- **Brief**
Search the entries below for the string "author" and copy the lines that hold it.

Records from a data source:

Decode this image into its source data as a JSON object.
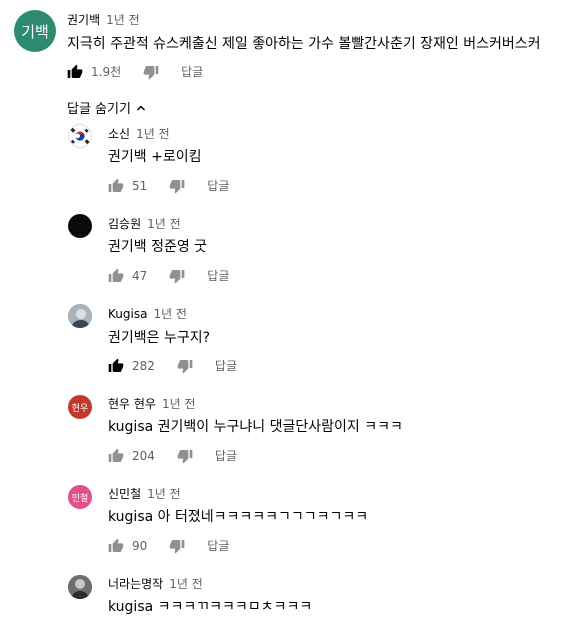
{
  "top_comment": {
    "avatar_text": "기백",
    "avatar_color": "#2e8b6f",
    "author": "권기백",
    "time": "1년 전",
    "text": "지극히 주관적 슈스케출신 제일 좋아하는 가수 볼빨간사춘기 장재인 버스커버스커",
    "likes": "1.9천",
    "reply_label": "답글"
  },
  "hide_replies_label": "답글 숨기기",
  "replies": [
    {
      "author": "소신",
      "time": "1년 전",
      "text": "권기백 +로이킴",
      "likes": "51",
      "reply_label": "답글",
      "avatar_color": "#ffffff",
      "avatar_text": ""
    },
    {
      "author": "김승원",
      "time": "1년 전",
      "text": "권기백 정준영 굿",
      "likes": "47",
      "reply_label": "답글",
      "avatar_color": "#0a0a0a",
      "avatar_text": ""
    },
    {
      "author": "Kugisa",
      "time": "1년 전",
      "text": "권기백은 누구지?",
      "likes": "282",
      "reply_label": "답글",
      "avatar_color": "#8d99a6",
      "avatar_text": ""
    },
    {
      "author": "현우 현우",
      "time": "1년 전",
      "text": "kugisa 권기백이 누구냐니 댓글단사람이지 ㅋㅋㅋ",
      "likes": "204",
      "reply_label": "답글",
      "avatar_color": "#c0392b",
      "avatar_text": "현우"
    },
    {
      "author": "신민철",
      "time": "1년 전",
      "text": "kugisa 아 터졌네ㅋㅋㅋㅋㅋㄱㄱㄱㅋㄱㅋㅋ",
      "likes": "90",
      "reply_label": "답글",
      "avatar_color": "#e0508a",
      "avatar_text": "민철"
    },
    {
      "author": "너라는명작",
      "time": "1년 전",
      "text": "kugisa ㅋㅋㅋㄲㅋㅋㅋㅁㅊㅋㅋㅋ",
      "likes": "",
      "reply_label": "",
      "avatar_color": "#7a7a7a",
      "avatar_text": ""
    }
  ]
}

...

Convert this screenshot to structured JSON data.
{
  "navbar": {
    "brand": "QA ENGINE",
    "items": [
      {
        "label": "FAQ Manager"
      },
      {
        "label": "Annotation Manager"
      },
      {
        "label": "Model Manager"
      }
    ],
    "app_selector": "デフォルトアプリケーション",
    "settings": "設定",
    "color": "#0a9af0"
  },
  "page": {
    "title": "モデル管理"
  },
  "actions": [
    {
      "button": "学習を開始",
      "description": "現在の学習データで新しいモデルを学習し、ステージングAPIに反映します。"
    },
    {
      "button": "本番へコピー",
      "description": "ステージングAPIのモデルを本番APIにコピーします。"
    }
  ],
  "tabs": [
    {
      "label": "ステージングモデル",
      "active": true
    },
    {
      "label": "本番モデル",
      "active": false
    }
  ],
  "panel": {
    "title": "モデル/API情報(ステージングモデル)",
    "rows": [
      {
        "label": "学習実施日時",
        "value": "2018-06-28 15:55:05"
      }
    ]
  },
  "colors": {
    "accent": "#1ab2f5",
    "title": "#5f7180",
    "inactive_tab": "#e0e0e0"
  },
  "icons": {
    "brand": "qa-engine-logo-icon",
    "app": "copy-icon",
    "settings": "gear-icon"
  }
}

- **Task output**
    "author": "권기백",
      "author": "소신",
      "author": "김승원",
      "author": "Kugisa",
      "author": "현우 현우",
      "author": "신민철",
      "author": "너라는명작",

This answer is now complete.